Instructions to follow: Copy all records verbatim, images excluded.

Element data from apps and pages
○ ○ ○ ○ ○

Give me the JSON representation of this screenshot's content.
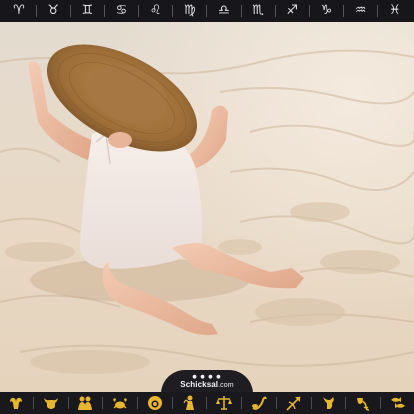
{
  "top_bar": {
    "zodiac_symbols": [
      "♈",
      "♉",
      "♊",
      "♋",
      "♌",
      "♍",
      "♎",
      "♏",
      "♐",
      "♑",
      "♒",
      "♓"
    ]
  },
  "photo": {
    "description_icon": "photo-image"
  },
  "brand": {
    "name": "Schicksal",
    "tld": ".com",
    "dots": "● ● ● ●"
  },
  "bottom_bar": {
    "symbols": [
      {
        "icon": "ram-icon"
      },
      {
        "icon": "bull-icon"
      },
      {
        "icon": "twins-icon"
      },
      {
        "icon": "crab-icon"
      },
      {
        "icon": "lion-icon"
      },
      {
        "icon": "maiden-icon"
      },
      {
        "icon": "scales-icon"
      },
      {
        "icon": "scorpion-icon"
      },
      {
        "icon": "archer-icon"
      },
      {
        "icon": "goat-icon"
      },
      {
        "icon": "water-bearer-icon"
      },
      {
        "icon": "fish-icon"
      }
    ]
  },
  "colors": {
    "bar_bg": "#16161b",
    "gold": "#e7b52e",
    "sand": "#e9d9c5"
  }
}
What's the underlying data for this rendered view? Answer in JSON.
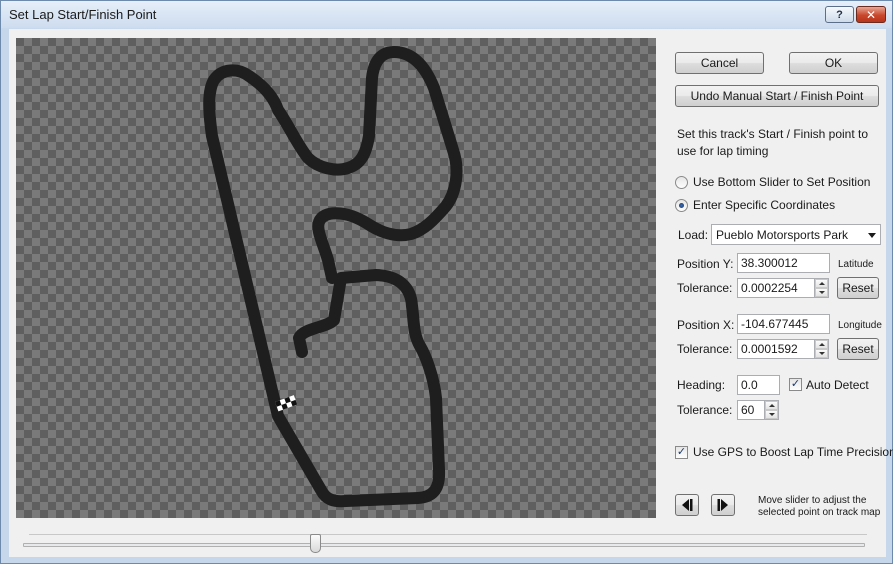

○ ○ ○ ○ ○

Solved problem:
Give me the JSON representation of this screenshot's content.
{
  "top_bar": {
    "zodiac_symbols": [
      "♈",
      "♉",
      "♊",
      "♋",
      "♌",
      "♍",
      "♎",
      "♏",
      "♐",
      "♑",
      "♒",
      "♓"
    ]
  },
  "photo": {
    "description_icon": "photo-image"
  },
  "brand": {
    "name": "Schicksal",
    "tld": ".com",
    "dots": "● ● ● ●"
  },
  "bottom_bar": {
    "symbols": [
      {
        "icon": "ram-icon"
      },
      {
        "icon": "bull-icon"
      },
      {
        "icon": "twins-icon"
      },
      {
        "icon": "crab-icon"
      },
      {
        "icon": "lion-icon"
      },
      {
        "icon": "maiden-icon"
      },
      {
        "icon": "scales-icon"
      },
      {
        "icon": "scorpion-icon"
      },
      {
        "icon": "archer-icon"
      },
      {
        "icon": "goat-icon"
      },
      {
        "icon": "water-bearer-icon"
      },
      {
        "icon": "fish-icon"
      }
    ]
  },
  "colors": {
    "bar_bg": "#16161b",
    "gold": "#e7b52e",
    "sand": "#e9d9c5"
  }
}
What's the underlying data for this rendered view? Answer in JSON.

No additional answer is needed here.